Sunday, February 16, 2014

Tissot, James

Hide and Seek
oil on wood
73.4 x 53.9 cm
National Gallery of Art, Washington DC, USA

James Jacques Joseph Tissot (1836-1902), painter and graphic artist, was born in Nantes in a seaport on the French coast. Tissot was the son of a very prosperous, successful shopkeeper, who was a devout Roman Catholic. He spent much of his career in Britain. His pictures are distinguished most obviously by his love of painting women's costumes. He also had a gift for wittily observing nuances of social behavior.

Early in his career he painted historical costume pieces, but in about 1864 he turned with great success to scenes of contemporary life, usually involving fashionable women. Following his alleged involvement in the turbulent events of the Paris Commune in 1871 he took refuge in London, where he lived from 1871 to 1882. He was just as successful there as he had been in Paris.

Throughout his life Tissot retained an affinity and fascination with all things nautical, and his marked ability to accurately paint rigging and shipboard scene paintings must have come from his boyhood.
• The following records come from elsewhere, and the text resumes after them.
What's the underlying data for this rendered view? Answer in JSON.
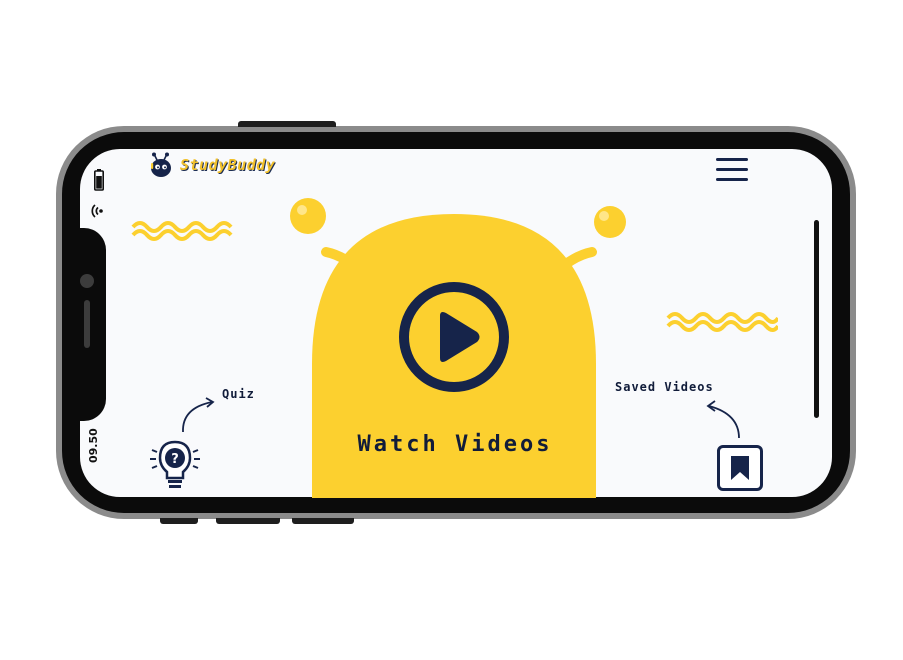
{
  "app": {
    "brand": "StudyBuddy"
  },
  "status_bar": {
    "time": "09.50"
  },
  "main": {
    "watch_label": "Watch Videos"
  },
  "shortcuts": {
    "quiz_label": "Quiz",
    "saved_label": "Saved Videos"
  },
  "colors": {
    "accent": "#fcd02f",
    "navy": "#16244a",
    "background": "#f9fafc",
    "frame": "#8b8b8b"
  },
  "icons": [
    "battery-icon",
    "wifi-icon",
    "logo-bee-icon",
    "menu-icon",
    "play-icon",
    "lightbulb-question-icon",
    "bookmark-icon",
    "curved-arrow-icon"
  ]
}
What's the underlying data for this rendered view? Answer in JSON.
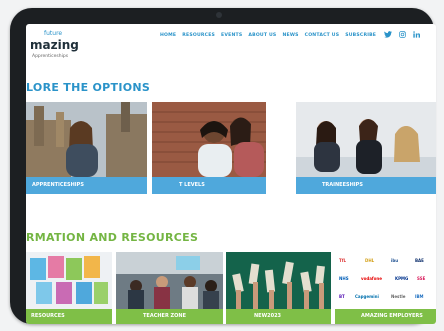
{
  "header": {
    "logo_top": "future",
    "logo_main": "mazing",
    "logo_sub": "Apprenticeships",
    "nav": [
      "HOME",
      "RESOURCES",
      "EVENTS",
      "ABOUT US",
      "NEWS",
      "CONTACT US",
      "SUBSCRIBE"
    ],
    "socials": [
      "twitter-icon",
      "instagram-icon",
      "linkedin-icon"
    ]
  },
  "options": {
    "title": "LORE THE OPTIONS",
    "cards": [
      {
        "label": "APPRENTICESHIPS"
      },
      {
        "label": "T LEVELS"
      },
      {
        "label": "TRAINEESHIPS"
      }
    ]
  },
  "resources": {
    "title": "RMATION AND RESOURCES",
    "cards": [
      {
        "label": "RESOURCES"
      },
      {
        "label": "TEACHER ZONE"
      },
      {
        "label": "NEW2023"
      },
      {
        "label": "AMAZING EMPLOYERS"
      }
    ],
    "employer_logos": [
      "TfL",
      "DHL",
      "ibu",
      "BAE",
      "NHS",
      "vodafone",
      "KPMG",
      "SSE",
      "BT",
      "Capgemini",
      "Nestle",
      "IBM"
    ]
  },
  "colors": {
    "accent_blue": "#2a93c9",
    "accent_green": "#74b543",
    "device": "#1c1f22"
  }
}
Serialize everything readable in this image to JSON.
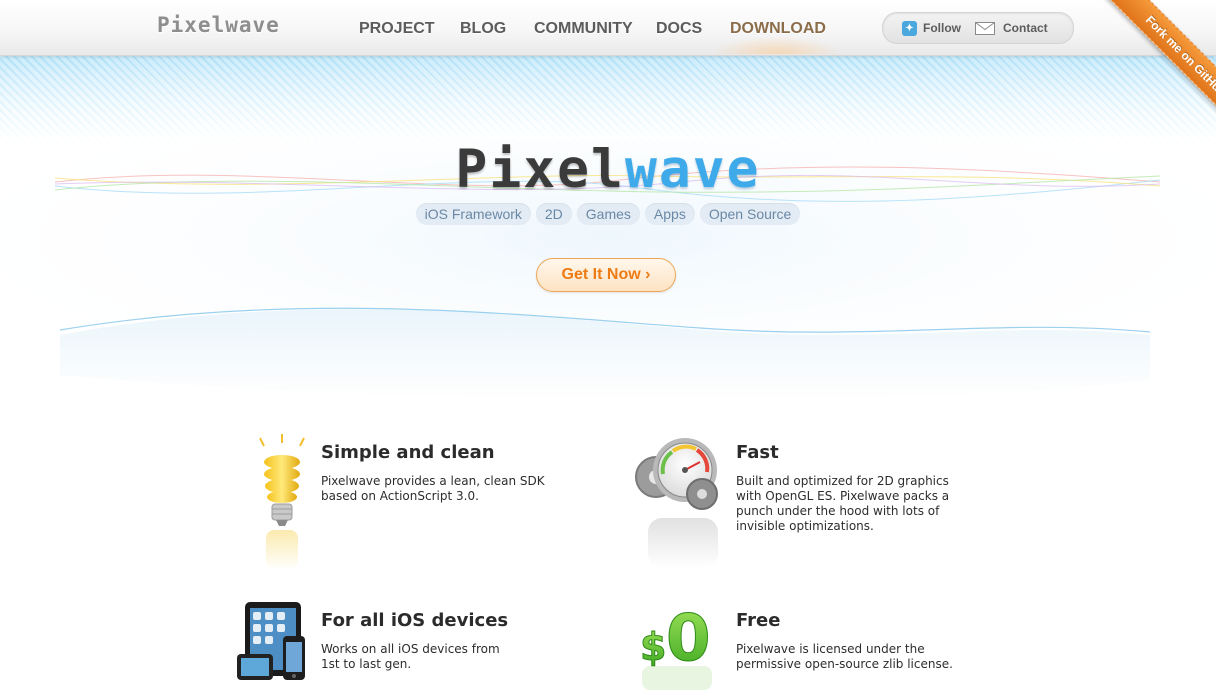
{
  "nav": {
    "logo": "Pixelwave",
    "items": [
      {
        "label": "PROJECT",
        "active": false
      },
      {
        "label": "BLOG",
        "active": false
      },
      {
        "label": "COMMUNITY",
        "active": false
      },
      {
        "label": "DOCS",
        "active": false
      },
      {
        "label": "DOWNLOAD",
        "active": true
      }
    ],
    "follow_label": "Follow",
    "contact_label": "Contact",
    "ribbon_label": "Fork me on GitHub"
  },
  "hero": {
    "logo_dark": "Pixel",
    "logo_blue": "wave",
    "tags": [
      "iOS Framework",
      "2D",
      "Games",
      "Apps",
      "Open Source"
    ],
    "cta_label": "Get It Now ›"
  },
  "features": [
    {
      "title": "Simple and clean",
      "icon": "lightbulb-icon",
      "lines": [
        "Pixelwave provides a lean, clean SDK",
        "based on ActionScript 3.0."
      ]
    },
    {
      "title": "Fast",
      "icon": "speedometer-gear-icon",
      "lines": [
        "Built and optimized for 2D graphics",
        "with OpenGL ES. Pixelwave packs a",
        "punch under the hood with lots of",
        "invisible optimizations."
      ]
    },
    {
      "title": "For all iOS devices",
      "icon": "ios-devices-icon",
      "lines": [
        "Works on all iOS devices from",
        "1st to last gen."
      ]
    },
    {
      "title": "Free",
      "icon": "dollar-zero-icon",
      "lines": [
        "Pixelwave is licensed under the",
        "permissive open-source zlib license."
      ]
    }
  ],
  "colors": {
    "accent_orange": "#ee7c14",
    "logo_blue": "#3eaaea",
    "nav_text": "#5c5c5c",
    "nav_active": "#8b6d4a",
    "tag_bg": "#e3ecf4"
  }
}
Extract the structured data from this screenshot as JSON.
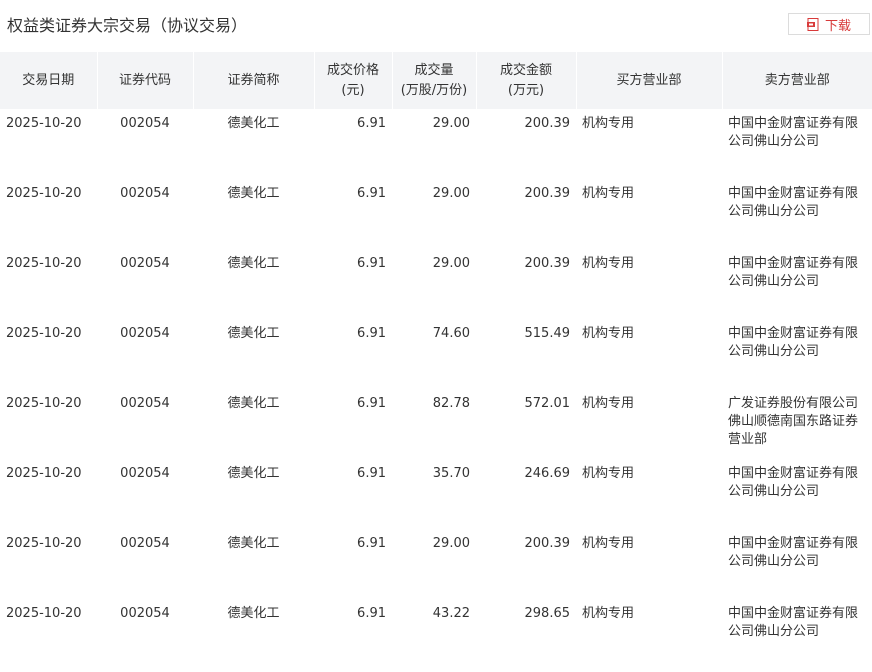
{
  "header": {
    "title": "权益类证券大宗交易（协议交易）",
    "download_label": "下载",
    "download_icon": "pdf-download-icon"
  },
  "table": {
    "columns": [
      "交易日期",
      "证券代码",
      "证券简称",
      "成交价格\n(元)",
      "成交量\n(万股/万份)",
      "成交金额\n(万元)",
      "买方营业部",
      "卖方营业部"
    ],
    "rows": [
      {
        "date": "2025-10-20",
        "code": "002054",
        "name": "德美化工",
        "price": "6.91",
        "volume": "29.00",
        "amount": "200.39",
        "buyer": "机构专用",
        "seller": "中国中金财富证券有限公司佛山分公司"
      },
      {
        "date": "2025-10-20",
        "code": "002054",
        "name": "德美化工",
        "price": "6.91",
        "volume": "29.00",
        "amount": "200.39",
        "buyer": "机构专用",
        "seller": "中国中金财富证券有限公司佛山分公司"
      },
      {
        "date": "2025-10-20",
        "code": "002054",
        "name": "德美化工",
        "price": "6.91",
        "volume": "29.00",
        "amount": "200.39",
        "buyer": "机构专用",
        "seller": "中国中金财富证券有限公司佛山分公司"
      },
      {
        "date": "2025-10-20",
        "code": "002054",
        "name": "德美化工",
        "price": "6.91",
        "volume": "74.60",
        "amount": "515.49",
        "buyer": "机构专用",
        "seller": "中国中金财富证券有限公司佛山分公司"
      },
      {
        "date": "2025-10-20",
        "code": "002054",
        "name": "德美化工",
        "price": "6.91",
        "volume": "82.78",
        "amount": "572.01",
        "buyer": "机构专用",
        "seller": "广发证券股份有限公司佛山顺德南国东路证券营业部"
      },
      {
        "date": "2025-10-20",
        "code": "002054",
        "name": "德美化工",
        "price": "6.91",
        "volume": "35.70",
        "amount": "246.69",
        "buyer": "机构专用",
        "seller": "中国中金财富证券有限公司佛山分公司"
      },
      {
        "date": "2025-10-20",
        "code": "002054",
        "name": "德美化工",
        "price": "6.91",
        "volume": "29.00",
        "amount": "200.39",
        "buyer": "机构专用",
        "seller": "中国中金财富证券有限公司佛山分公司"
      },
      {
        "date": "2025-10-20",
        "code": "002054",
        "name": "德美化工",
        "price": "6.91",
        "volume": "43.22",
        "amount": "298.65",
        "buyer": "机构专用",
        "seller": "中国中金财富证券有限公司佛山分公司"
      }
    ]
  },
  "colors": {
    "accent": "#d83a3a",
    "header_bg": "#f3f4f6",
    "text": "#333333"
  }
}
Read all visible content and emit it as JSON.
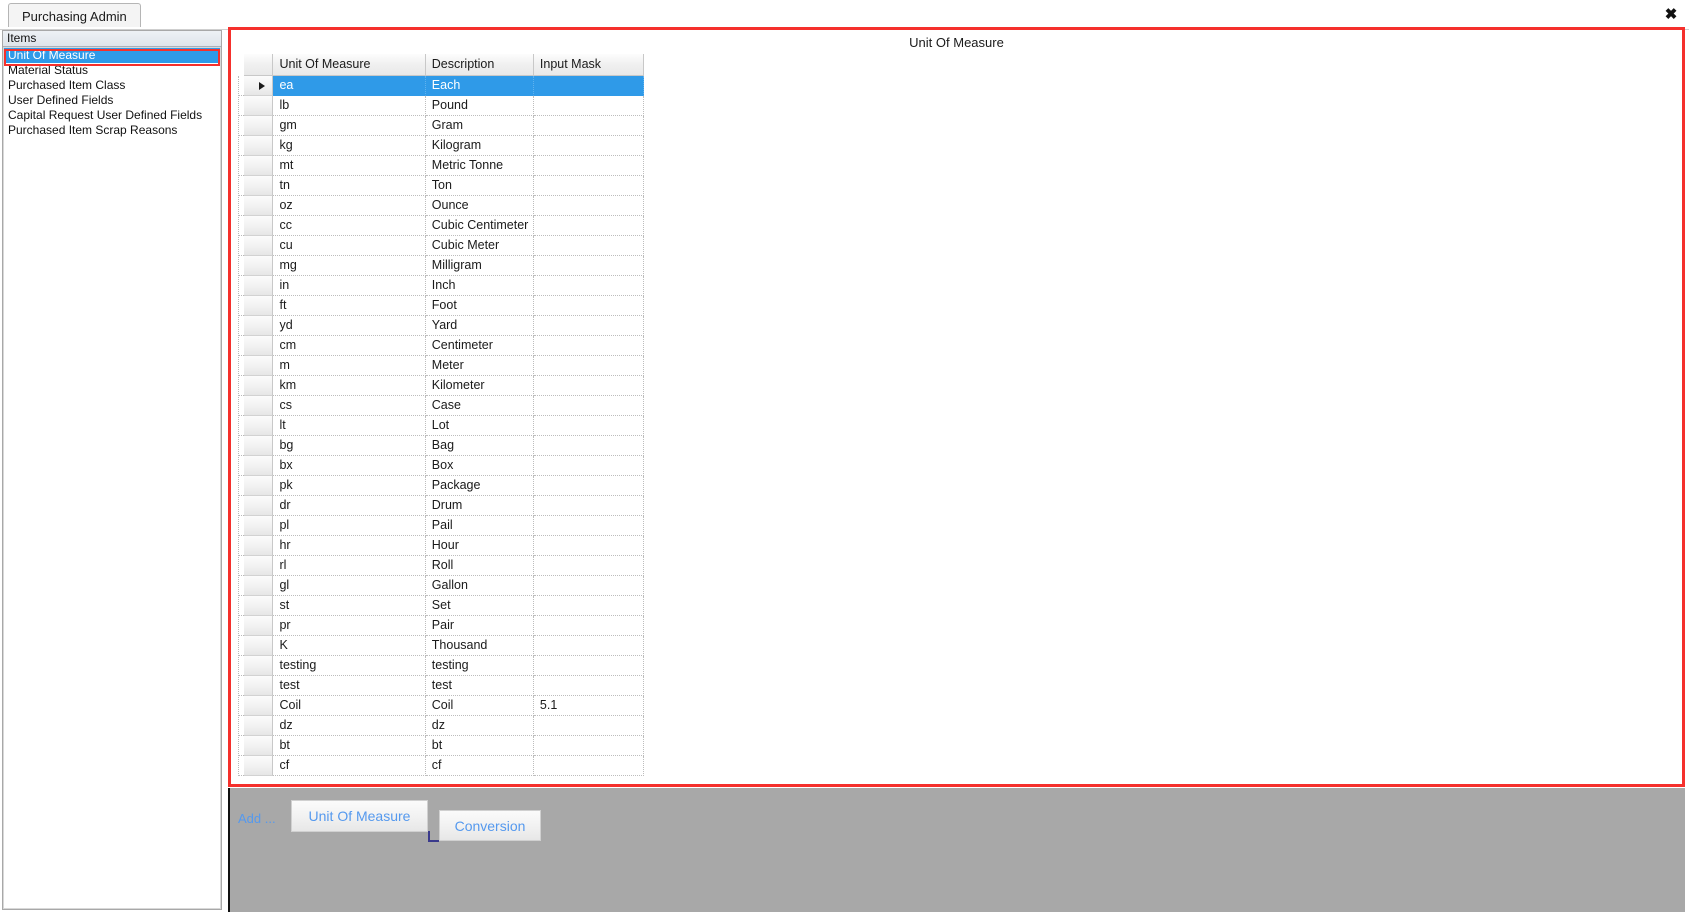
{
  "window": {
    "close_label": "✖"
  },
  "tabs": [
    {
      "label": "Purchasing Admin",
      "active": true
    }
  ],
  "sidebar": {
    "header": "Items",
    "items": [
      {
        "label": "Unit Of Measure",
        "selected": true
      },
      {
        "label": "Material Status",
        "selected": false
      },
      {
        "label": "Purchased Item Class",
        "selected": false
      },
      {
        "label": "User Defined Fields",
        "selected": false
      },
      {
        "label": "Capital Request User Defined Fields",
        "selected": false
      },
      {
        "label": "Purchased Item Scrap Reasons",
        "selected": false
      }
    ]
  },
  "content": {
    "title": "Unit Of Measure"
  },
  "grid": {
    "columns": [
      "Unit Of Measure",
      "Description",
      "Input Mask"
    ],
    "rows": [
      {
        "uom": "ea",
        "description": "Each",
        "input_mask": "",
        "selected": true
      },
      {
        "uom": "lb",
        "description": "Pound",
        "input_mask": "",
        "selected": false
      },
      {
        "uom": "gm",
        "description": "Gram",
        "input_mask": "",
        "selected": false
      },
      {
        "uom": "kg",
        "description": "Kilogram",
        "input_mask": "",
        "selected": false
      },
      {
        "uom": "mt",
        "description": "Metric Tonne",
        "input_mask": "",
        "selected": false
      },
      {
        "uom": "tn",
        "description": "Ton",
        "input_mask": "",
        "selected": false
      },
      {
        "uom": "oz",
        "description": "Ounce",
        "input_mask": "",
        "selected": false
      },
      {
        "uom": "cc",
        "description": "Cubic Centimeter",
        "input_mask": "",
        "selected": false
      },
      {
        "uom": "cu",
        "description": "Cubic Meter",
        "input_mask": "",
        "selected": false
      },
      {
        "uom": "mg",
        "description": "Milligram",
        "input_mask": "",
        "selected": false
      },
      {
        "uom": "in",
        "description": "Inch",
        "input_mask": "",
        "selected": false
      },
      {
        "uom": "ft",
        "description": "Foot",
        "input_mask": "",
        "selected": false
      },
      {
        "uom": "yd",
        "description": "Yard",
        "input_mask": "",
        "selected": false
      },
      {
        "uom": "cm",
        "description": "Centimeter",
        "input_mask": "",
        "selected": false
      },
      {
        "uom": "m",
        "description": "Meter",
        "input_mask": "",
        "selected": false
      },
      {
        "uom": "km",
        "description": "Kilometer",
        "input_mask": "",
        "selected": false
      },
      {
        "uom": "cs",
        "description": "Case",
        "input_mask": "",
        "selected": false
      },
      {
        "uom": "lt",
        "description": "Lot",
        "input_mask": "",
        "selected": false
      },
      {
        "uom": "bg",
        "description": "Bag",
        "input_mask": "",
        "selected": false
      },
      {
        "uom": "bx",
        "description": "Box",
        "input_mask": "",
        "selected": false
      },
      {
        "uom": "pk",
        "description": "Package",
        "input_mask": "",
        "selected": false
      },
      {
        "uom": "dr",
        "description": "Drum",
        "input_mask": "",
        "selected": false
      },
      {
        "uom": "pl",
        "description": "Pail",
        "input_mask": "",
        "selected": false
      },
      {
        "uom": "hr",
        "description": "Hour",
        "input_mask": "",
        "selected": false
      },
      {
        "uom": "rl",
        "description": "Roll",
        "input_mask": "",
        "selected": false
      },
      {
        "uom": "gl",
        "description": "Gallon",
        "input_mask": "",
        "selected": false
      },
      {
        "uom": "st",
        "description": "Set",
        "input_mask": "",
        "selected": false
      },
      {
        "uom": "pr",
        "description": "Pair",
        "input_mask": "",
        "selected": false
      },
      {
        "uom": "K",
        "description": "Thousand",
        "input_mask": "",
        "selected": false
      },
      {
        "uom": "testing",
        "description": "testing",
        "input_mask": "",
        "selected": false
      },
      {
        "uom": "test",
        "description": "test",
        "input_mask": "",
        "selected": false
      },
      {
        "uom": "Coil",
        "description": "Coil",
        "input_mask": "5.1",
        "selected": false
      },
      {
        "uom": "dz",
        "description": "dz",
        "input_mask": "",
        "selected": false
      },
      {
        "uom": "bt",
        "description": "bt",
        "input_mask": "",
        "selected": false
      },
      {
        "uom": "cf",
        "description": "cf",
        "input_mask": "",
        "selected": false
      }
    ]
  },
  "toolbar": {
    "add_label": "Add ...",
    "unit_of_measure_button": "Unit Of Measure",
    "conversion_button": "Conversion"
  },
  "colors": {
    "selection_blue": "#2f9ae8",
    "annotation_red": "#f5302c",
    "link_blue": "#5599ee",
    "toolbar_gray": "#a8a8a8"
  }
}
For many years after his death Tissot was considered a grossly vulgar artist, bug there has been a recent upsurge of interest in him.